Glory days of British Rail’s full English breakfast | Letters
Guardian readers share their memories of on-train catering
Ian Jack should try the 17.16 from Cardiff to Holyhead, which has a first-class dining carriage (How the railway sandwich led to the privatisation of Britain, 20 May). Food is freshly cooked in a galley. Three courses with choices, wine and coffee at very reasonable rates. Until a couple of years ago there were fresh white linen tablecloths and serviettes, but it is a little more prosaic these days. The food was comparable to a local Michelin-starred restaurant in south Wales which I sampled recently. This service is on a dedicated six-coach train subsidised by the Welsh assembly. They also seem to have a highly polished silver locomotive on the front at times. Of course, it is leased from Arriva Trains, part of the German nationalised rail company Deutsche Bahn. Where Wales leads, will others follow?
• Ian Jack’s article revives memories of my own. Preceding “the sandwich”, GWR catered on board trains before the end of the war. In 1945, in the RAF, I was stationed near Worcester, whence, on a 48-hour pass, I would take the 8am to Paddington on a Saturday.
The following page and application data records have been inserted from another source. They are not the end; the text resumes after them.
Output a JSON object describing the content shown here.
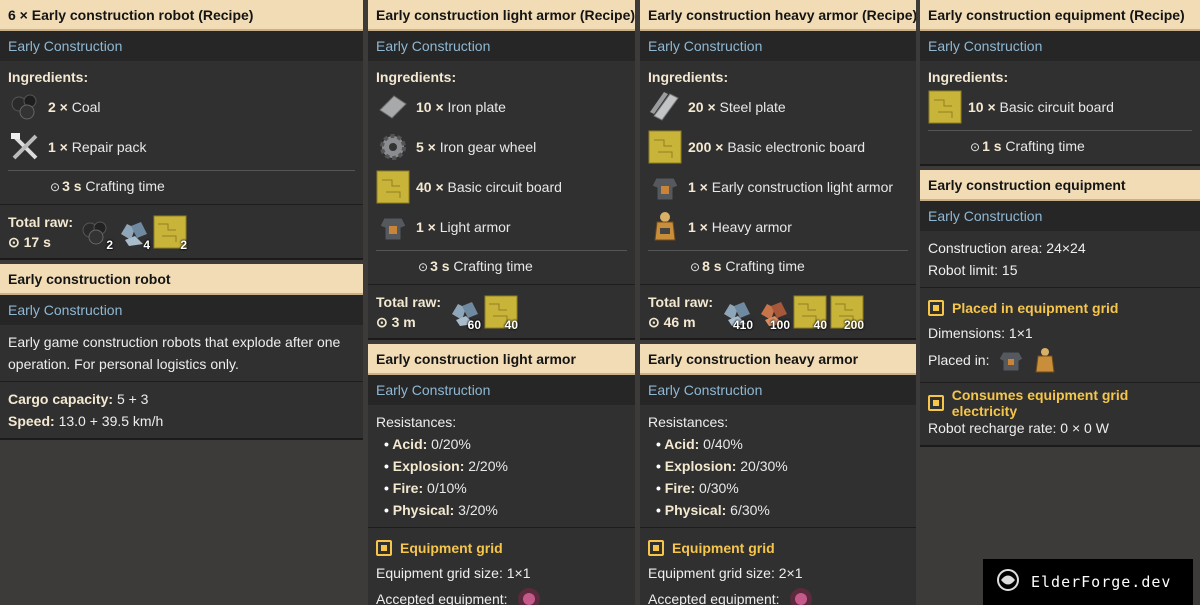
{
  "c1": {
    "recipe_title": "6 × Early construction robot (Recipe)",
    "group": "Early Construction",
    "ingredients_label": "Ingredients:",
    "ingredients": [
      {
        "amount": "2 ×",
        "name": "Coal",
        "icon": "coal-icon"
      },
      {
        "amount": "1 ×",
        "name": "Repair pack",
        "icon": "repair-pack-icon"
      }
    ],
    "time_value": "3 s",
    "time_label": "Crafting time",
    "total_raw_label": "Total raw:",
    "total_time": "17 s",
    "raw": [
      {
        "count": "2",
        "icon": "coal-icon"
      },
      {
        "count": "4",
        "icon": "iron-ore-icon"
      },
      {
        "count": "2",
        "icon": "circuit-board-icon"
      }
    ],
    "item_title": "Early construction robot",
    "item_group": "Early Construction",
    "description": "Early game construction robots that explode after one operation. For personal logistics only.",
    "cargo_label": "Cargo capacity:",
    "cargo_value": "5 + 3",
    "speed_label": "Speed:",
    "speed_value": "13.0 + 39.5  km/h"
  },
  "c2": {
    "recipe_title": "Early construction light armor (Recipe)",
    "group": "Early Construction",
    "ingredients_label": "Ingredients:",
    "ingredients": [
      {
        "amount": "10 ×",
        "name": "Iron plate",
        "icon": "iron-plate-icon"
      },
      {
        "amount": "5 ×",
        "name": "Iron gear wheel",
        "icon": "gear-icon"
      },
      {
        "amount": "40 ×",
        "name": "Basic circuit board",
        "icon": "circuit-board-icon"
      },
      {
        "amount": "1 ×",
        "name": "Light armor",
        "icon": "light-armor-icon"
      }
    ],
    "time_value": "3 s",
    "time_label": "Crafting time",
    "total_raw_label": "Total raw:",
    "total_time": "3 m",
    "raw": [
      {
        "count": "60",
        "icon": "iron-ore-icon"
      },
      {
        "count": "40",
        "icon": "circuit-board-icon"
      }
    ],
    "item_title": "Early construction light armor",
    "item_group": "Early Construction",
    "resist_label": "Resistances:",
    "resist": [
      {
        "k": "Acid:",
        "v": "0/20%"
      },
      {
        "k": "Explosion:",
        "v": "2/20%"
      },
      {
        "k": "Fire:",
        "v": "0/10%"
      },
      {
        "k": "Physical:",
        "v": "3/20%"
      }
    ],
    "grid_head": "Equipment grid",
    "grid_size_label": "Equipment grid size:",
    "grid_size": "1×1",
    "accepted_label": "Accepted equipment:"
  },
  "c3": {
    "recipe_title": "Early construction heavy armor (Recipe)",
    "group": "Early Construction",
    "ingredients_label": "Ingredients:",
    "ingredients": [
      {
        "amount": "20 ×",
        "name": "Steel plate",
        "icon": "steel-plate-icon"
      },
      {
        "amount": "200 ×",
        "name": "Basic electronic board",
        "icon": "circuit-board-icon"
      },
      {
        "amount": "1 ×",
        "name": "Early construction light armor",
        "icon": "light-armor-icon"
      },
      {
        "amount": "1 ×",
        "name": "Heavy armor",
        "icon": "heavy-armor-icon"
      }
    ],
    "time_value": "8 s",
    "time_label": "Crafting time",
    "total_raw_label": "Total raw:",
    "total_time": "46 m",
    "raw": [
      {
        "count": "410",
        "icon": "iron-ore-icon"
      },
      {
        "count": "100",
        "icon": "copper-ore-icon"
      },
      {
        "count": "40",
        "icon": "circuit-board-icon"
      },
      {
        "count": "200",
        "icon": "circuit-board-icon"
      }
    ],
    "item_title": "Early construction heavy armor",
    "item_group": "Early Construction",
    "resist_label": "Resistances:",
    "resist": [
      {
        "k": "Acid:",
        "v": "0/40%"
      },
      {
        "k": "Explosion:",
        "v": "20/30%"
      },
      {
        "k": "Fire:",
        "v": "0/30%"
      },
      {
        "k": "Physical:",
        "v": "6/30%"
      }
    ],
    "grid_head": "Equipment grid",
    "grid_size_label": "Equipment grid size:",
    "grid_size": "2×1",
    "accepted_label": "Accepted equipment:"
  },
  "c4": {
    "recipe_title": "Early construction equipment (Recipe)",
    "group": "Early Construction",
    "ingredients_label": "Ingredients:",
    "ingredients": [
      {
        "amount": "10 ×",
        "name": "Basic circuit board",
        "icon": "circuit-board-icon"
      }
    ],
    "time_value": "1 s",
    "time_label": "Crafting time",
    "item_title": "Early construction equipment",
    "item_group": "Early Construction",
    "area_label": "Construction area:",
    "area_value": "24×24",
    "limit_label": "Robot limit:",
    "limit_value": "15",
    "placed_head": "Placed in equipment grid",
    "dim_label": "Dimensions:",
    "dim_value": "1×1",
    "placed_in_label": "Placed in:",
    "consumes_head": "Consumes equipment grid electricity",
    "recharge_label": "Robot recharge rate:",
    "recharge_value": "0 × 0 W"
  },
  "watermark": "ElderForge.dev"
}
The dining car provided a “full English” – ie cereal or porridge, bacon, eggs, tomatoes, toast and unlimited coffee – all for 2/6d. Returning from Paddington at 7pm the following day, even before the train started, the dining car attendant was seeking bookings for a three-course dinner for 5/-.
Source: Guardian Transport